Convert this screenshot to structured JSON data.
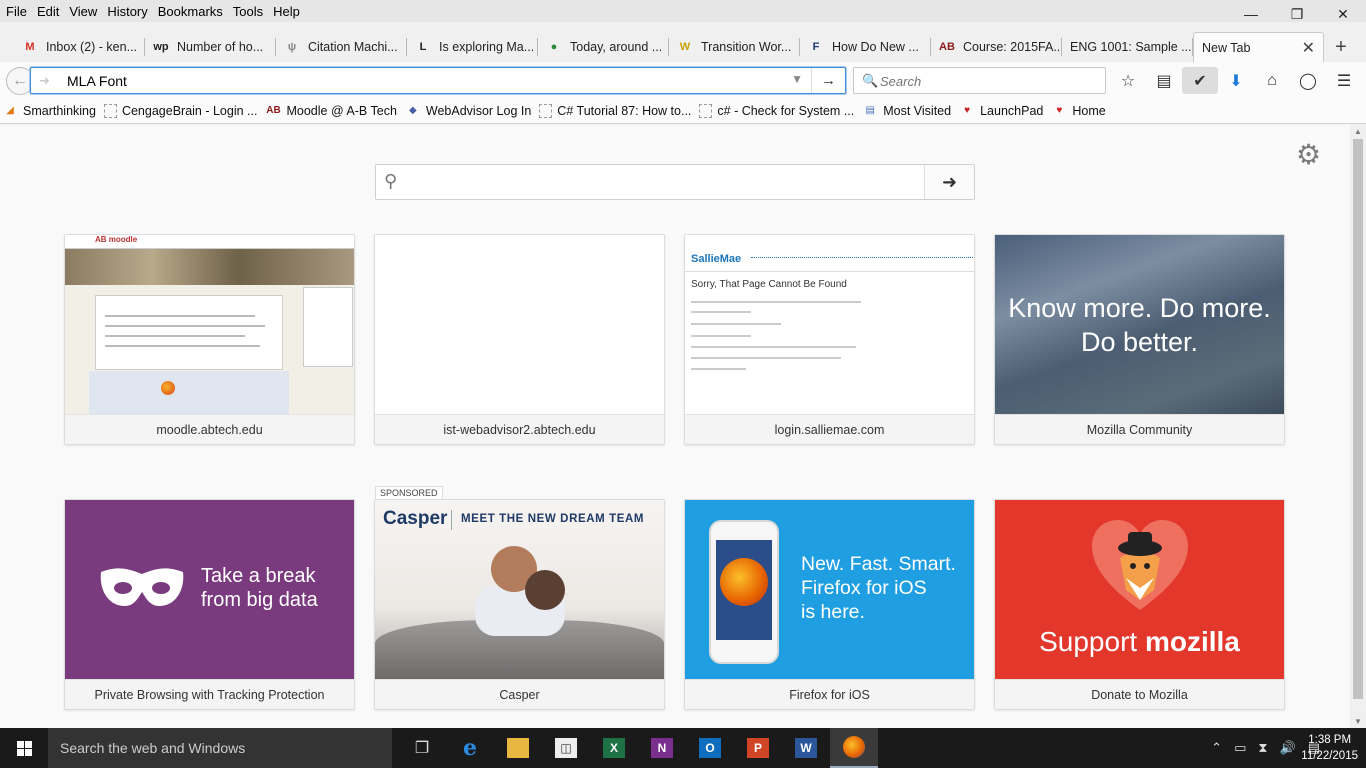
{
  "menu": [
    "File",
    "Edit",
    "View",
    "History",
    "Bookmarks",
    "Tools",
    "Help"
  ],
  "window_controls": {
    "minimize": "—",
    "restore": "❐",
    "close": "✕"
  },
  "tabs": [
    {
      "label": "Inbox (2) - ken...",
      "icon": "gmail-icon",
      "glyph": "M",
      "color": "#d93025"
    },
    {
      "label": "Number of ho...",
      "icon": "washington-post-icon",
      "glyph": "wp",
      "color": "#222"
    },
    {
      "label": "Citation Machi...",
      "icon": "citation-machine-icon",
      "glyph": "ψ",
      "color": "#888"
    },
    {
      "label": "Is exploring Ma...",
      "icon": "article-icon",
      "glyph": "L",
      "color": "#222"
    },
    {
      "label": "Today, around ...",
      "icon": "globe-icon",
      "glyph": "●",
      "color": "#2b8a3e"
    },
    {
      "label": "Transition Wor...",
      "icon": "writing-icon",
      "glyph": "W",
      "color": "#c9a000"
    },
    {
      "label": "How Do New ...",
      "icon": "forbes-icon",
      "glyph": "F",
      "color": "#1a3a7a"
    },
    {
      "label": "Course: 2015FA...",
      "icon": "abtech-icon",
      "glyph": "AB",
      "color": "#8b1c1c"
    },
    {
      "label": "ENG 1001: Sample ...",
      "icon": "",
      "glyph": "",
      "color": "#222"
    },
    {
      "label": "New Tab",
      "icon": "",
      "glyph": "",
      "color": "#222",
      "active": true
    }
  ],
  "tab_close": "✕",
  "new_tab": "+",
  "url": {
    "value": "MLA Font",
    "go": "→",
    "dropdown": "▼"
  },
  "search": {
    "placeholder": "Search"
  },
  "bookmarks": [
    {
      "label": "Smarthinking",
      "icon": "smarthinking-icon",
      "glyph": "◢",
      "color": "#e07a10"
    },
    {
      "label": "CengageBrain - Login ...",
      "icon": "blank-page-icon",
      "glyph": "",
      "color": "#999"
    },
    {
      "label": "Moodle @ A-B Tech",
      "icon": "abtech-icon",
      "glyph": "AB",
      "color": "#8b1c1c"
    },
    {
      "label": "WebAdvisor Log In",
      "icon": "webadvisor-icon",
      "glyph": "◆",
      "color": "#4a5ea8"
    },
    {
      "label": "C# Tutorial 87: How to...",
      "icon": "blank-page-icon",
      "glyph": "",
      "color": "#999"
    },
    {
      "label": "c# - Check for System ...",
      "icon": "blank-page-icon",
      "glyph": "",
      "color": "#999"
    },
    {
      "label": "Most Visited",
      "icon": "most-visited-icon",
      "glyph": "▤",
      "color": "#4a6fbf"
    },
    {
      "label": "LaunchPad",
      "icon": "launchpad-icon",
      "glyph": "♥",
      "color": "#cc2222"
    },
    {
      "label": "Home",
      "icon": "launchpad-icon",
      "glyph": "♥",
      "color": "#cc2222"
    }
  ],
  "newtab": {
    "sponsored": "SPONSORED",
    "tiles": [
      {
        "label": "moodle.abtech.edu",
        "logo": "AB moodle"
      },
      {
        "label": "ist-webadvisor2.abtech.edu"
      },
      {
        "label": "login.salliemae.com",
        "logo": "SallieMae",
        "heading": "Sorry, That Page Cannot Be Found"
      },
      {
        "label": "Mozilla Community",
        "line1": "Know more. Do more.",
        "line2": "Do better."
      },
      {
        "label": "Private Browsing with Tracking Protection",
        "line1": "Take a break",
        "line2": "from big data"
      },
      {
        "label": "Casper",
        "brand": "Casper",
        "tagline": "MEET THE NEW DREAM TEAM"
      },
      {
        "label": "Firefox for iOS",
        "line1": "New. Fast. Smart.",
        "line2": "Firefox for iOS",
        "line3": "is here."
      },
      {
        "label": "Donate to Mozilla",
        "text_a": "Support ",
        "text_b": "mozilla"
      }
    ]
  },
  "taskbar": {
    "search_placeholder": "Search the web and Windows",
    "time": "1:38 PM",
    "date": "11/22/2015"
  }
}
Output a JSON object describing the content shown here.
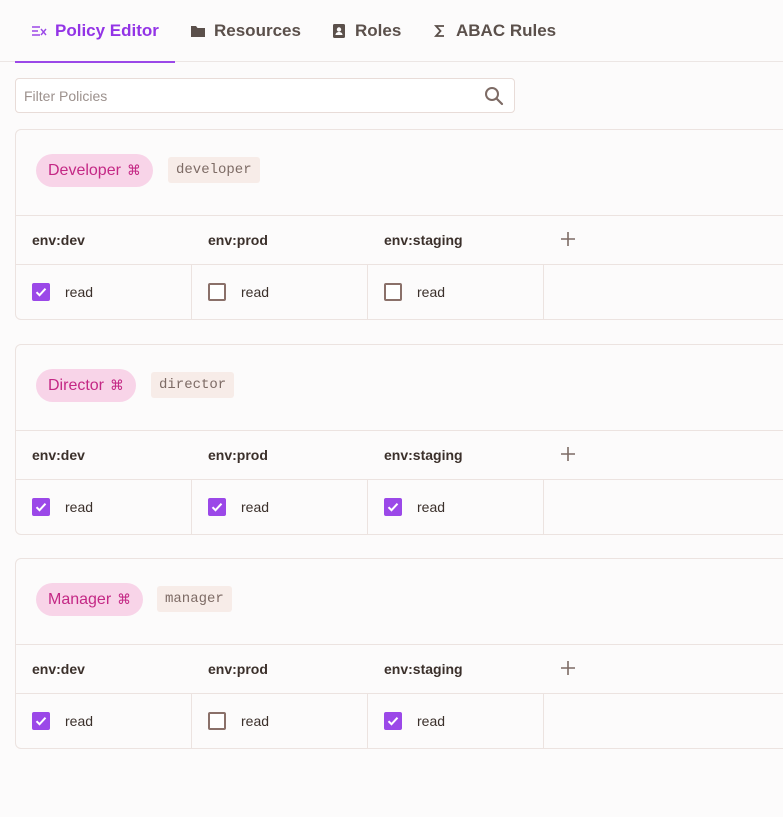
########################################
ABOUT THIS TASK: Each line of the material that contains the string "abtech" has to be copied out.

EXERCISE SOLUTION:
      "icon": "abtech-icon",
      "icon": "abtech-icon",
        "label": "moodle.abtech.edu",
        "label": "ist-webadvisor2.abtech.edu"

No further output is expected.